Many positive societal outcomes depend on the public’s ability to incorporate the best available scientific evidence into their decision-making. However, this positive role for science in public life is often affected by complex relationships between societal norms, cultural values, and science literacy. As a result, there are large gaps between scientific consensus -- e.g., about evolution and human-caused global warming -- and what lay publics believe about these matters. One approach to this issue has been the knowledge-deficit hypothesis, which suggests that better educating the public will increase their reliance on scientific evidence; but this approach has faced a number of criticisms. Data from public opinion surveys show that for some issues, such as climate change, individuals who are most science-literate are the most likely to be polarized. Does this mean that there is no role for knowledge in increasing public reliance on scientific evidence? This session brings together varied perspectives on the ideal goals of science communication to critically examine the knowledge-deficit hypothesis, providing evidence that there is still a role for increasing public understanding in advancing science policy. Speakers will also explore the complex relationships between factors such as science literacy, cultural values, ideology, and curiosity on the public agreement with scientific consensus.
Organizer: Matthew H. Slater, Bucknell University

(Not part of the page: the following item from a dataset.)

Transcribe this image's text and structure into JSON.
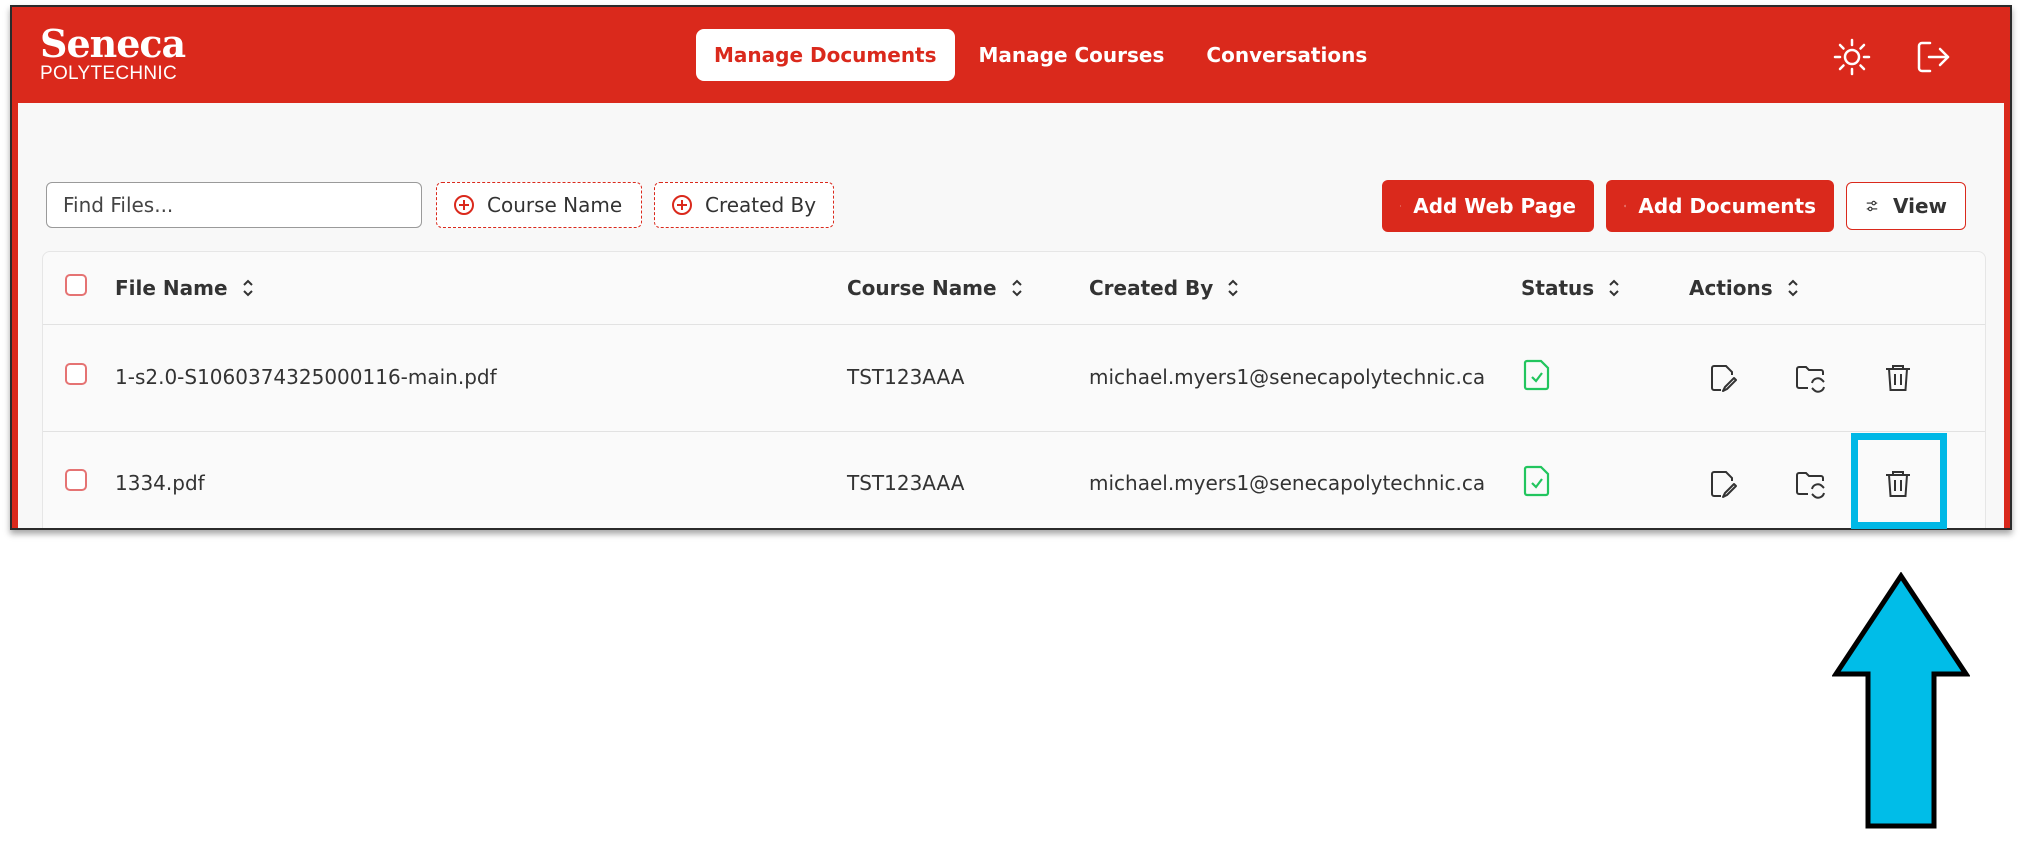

Co-Organizer: Deena Weisberg, University of Pennsylvania
Discussant: Dietram A. Scheufele, University of Wisconsin, Madison
- Asheley Landrum, University of Pennsylvania; The Curiosity-Deficit Hypothesis
- Michael Weisberg, University of Pennsylvania; Does Understanding Evolutionary Theory Lead to Accepting It?
- Joanna Huxster, Bucknell University; Scientific Literacy and Trusting the Scientific Enterprise